● **Task to carry out**: Each line of the records needs to be written out exactly, with any image left out.

Records from a data collection
*** Block opens ***

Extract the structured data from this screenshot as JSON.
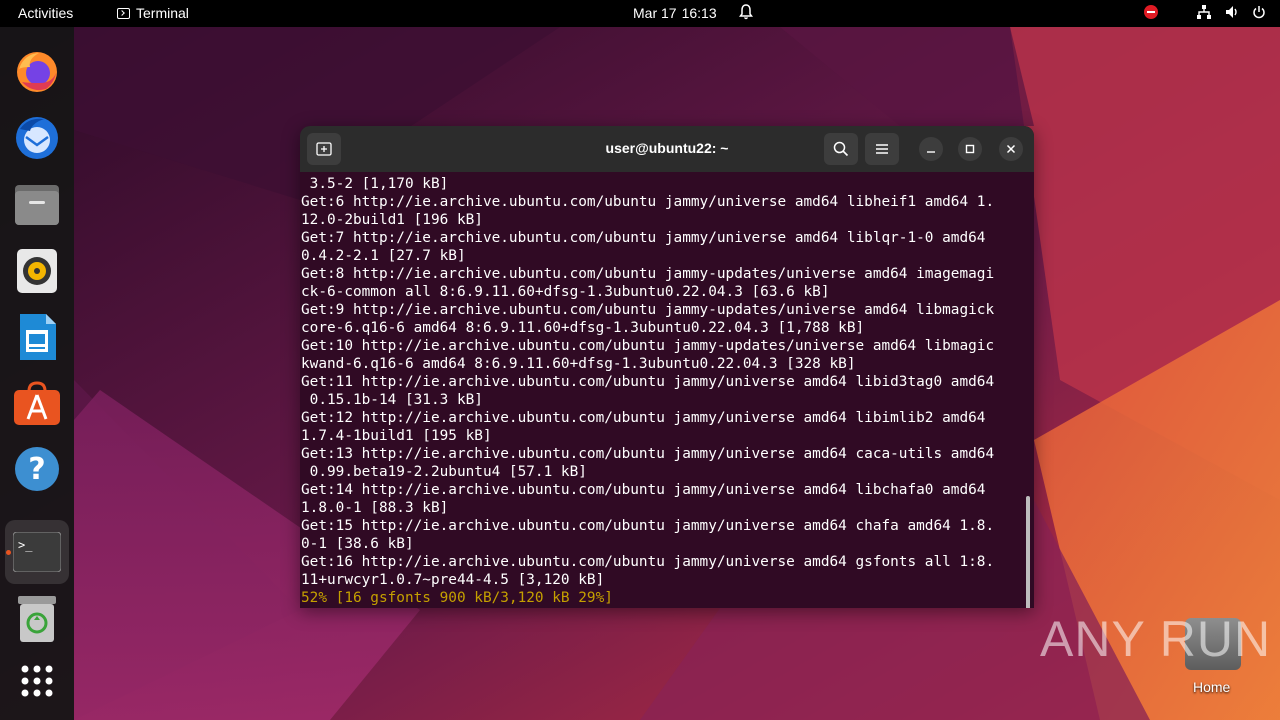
{
  "topbar": {
    "activities": "Activities",
    "app_name": "Terminal",
    "date": "Mar 17",
    "time": "16:13"
  },
  "dock": {
    "items": [
      "firefox-icon",
      "thunderbird-icon",
      "files-icon",
      "rhythmbox-icon",
      "libreoffice-writer-icon",
      "app-center-icon",
      "help-icon",
      "terminal-icon",
      "trash-icon",
      "show-apps-icon"
    ]
  },
  "window": {
    "title": "user@ubuntu22: ~",
    "lines": [
      " 3.5-2 [1,170 kB]",
      "Get:6 http://ie.archive.ubuntu.com/ubuntu jammy/universe amd64 libheif1 amd64 1.",
      "12.0-2build1 [196 kB]",
      "Get:7 http://ie.archive.ubuntu.com/ubuntu jammy/universe amd64 liblqr-1-0 amd64",
      "0.4.2-2.1 [27.7 kB]",
      "Get:8 http://ie.archive.ubuntu.com/ubuntu jammy-updates/universe amd64 imagemagi",
      "ck-6-common all 8:6.9.11.60+dfsg-1.3ubuntu0.22.04.3 [63.6 kB]",
      "Get:9 http://ie.archive.ubuntu.com/ubuntu jammy-updates/universe amd64 libmagick",
      "core-6.q16-6 amd64 8:6.9.11.60+dfsg-1.3ubuntu0.22.04.3 [1,788 kB]",
      "Get:10 http://ie.archive.ubuntu.com/ubuntu jammy-updates/universe amd64 libmagic",
      "kwand-6.q16-6 amd64 8:6.9.11.60+dfsg-1.3ubuntu0.22.04.3 [328 kB]",
      "Get:11 http://ie.archive.ubuntu.com/ubuntu jammy/universe amd64 libid3tag0 amd64",
      " 0.15.1b-14 [31.3 kB]",
      "Get:12 http://ie.archive.ubuntu.com/ubuntu jammy/universe amd64 libimlib2 amd64",
      "1.7.4-1build1 [195 kB]",
      "Get:13 http://ie.archive.ubuntu.com/ubuntu jammy/universe amd64 caca-utils amd64",
      " 0.99.beta19-2.2ubuntu4 [57.1 kB]",
      "Get:14 http://ie.archive.ubuntu.com/ubuntu jammy/universe amd64 libchafa0 amd64",
      "1.8.0-1 [88.3 kB]",
      "Get:15 http://ie.archive.ubuntu.com/ubuntu jammy/universe amd64 chafa amd64 1.8.",
      "0-1 [38.6 kB]",
      "Get:16 http://ie.archive.ubuntu.com/ubuntu jammy/universe amd64 gsfonts all 1:8.",
      "11+urwcyr1.0.7~pre44-4.5 [3,120 kB]"
    ],
    "progress_line": "52% [16 gsfonts 900 kB/3,120 kB 29%]"
  },
  "desktop": {
    "watermark": "ANY RUN",
    "home_label": "Home"
  },
  "colors": {
    "terminal_bg": "#300a24",
    "progress_text": "#c4a000",
    "accent": "#e95420"
  }
}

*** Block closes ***

● **Exercise answer**:
Extract the structured data from this screenshot as JSON.
{
  "topbar": {
    "activities": "Activities",
    "app_name": "Terminal",
    "date": "Mar 17",
    "time": "16:13"
  },
  "dock": {
    "items": [
      "firefox-icon",
      "thunderbird-icon",
      "files-icon",
      "rhythmbox-icon",
      "libreoffice-writer-icon",
      "app-center-icon",
      "help-icon",
      "terminal-icon",
      "trash-icon",
      "show-apps-icon"
    ]
  },
  "window": {
    "title": "user@ubuntu22: ~",
    "lines": [
      " 3.5-2 [1,170 kB]",
      "Get:6 http://ie.archive.ubuntu.com/ubuntu jammy/universe amd64 libheif1 amd64 1.",
      "12.0-2build1 [196 kB]",
      "Get:7 http://ie.archive.ubuntu.com/ubuntu jammy/universe amd64 liblqr-1-0 amd64",
      "0.4.2-2.1 [27.7 kB]",
      "Get:8 http://ie.archive.ubuntu.com/ubuntu jammy-updates/universe amd64 imagemagi",
      "ck-6-common all 8:6.9.11.60+dfsg-1.3ubuntu0.22.04.3 [63.6 kB]",
      "Get:9 http://ie.archive.ubuntu.com/ubuntu jammy-updates/universe amd64 libmagick",
      "core-6.q16-6 amd64 8:6.9.11.60+dfsg-1.3ubuntu0.22.04.3 [1,788 kB]",
      "Get:10 http://ie.archive.ubuntu.com/ubuntu jammy-updates/universe amd64 libmagic",
      "kwand-6.q16-6 amd64 8:6.9.11.60+dfsg-1.3ubuntu0.22.04.3 [328 kB]",
      "Get:11 http://ie.archive.ubuntu.com/ubuntu jammy/universe amd64 libid3tag0 amd64",
      " 0.15.1b-14 [31.3 kB]",
      "Get:12 http://ie.archive.ubuntu.com/ubuntu jammy/universe amd64 libimlib2 amd64",
      "1.7.4-1build1 [195 kB]",
      "Get:13 http://ie.archive.ubuntu.com/ubuntu jammy/universe amd64 caca-utils amd64",
      " 0.99.beta19-2.2ubuntu4 [57.1 kB]",
      "Get:14 http://ie.archive.ubuntu.com/ubuntu jammy/universe amd64 libchafa0 amd64",
      "1.8.0-1 [88.3 kB]",
      "Get:15 http://ie.archive.ubuntu.com/ubuntu jammy/universe amd64 chafa amd64 1.8.",
      "0-1 [38.6 kB]",
      "Get:16 http://ie.archive.ubuntu.com/ubuntu jammy/universe amd64 gsfonts all 1:8.",
      "11+urwcyr1.0.7~pre44-4.5 [3,120 kB]"
    ],
    "progress_line": "52% [16 gsfonts 900 kB/3,120 kB 29%]"
  },
  "desktop": {
    "watermark": "ANY RUN",
    "home_label": "Home"
  },
  "colors": {
    "terminal_bg": "#300a24",
    "progress_text": "#c4a000",
    "accent": "#e95420"
  }
}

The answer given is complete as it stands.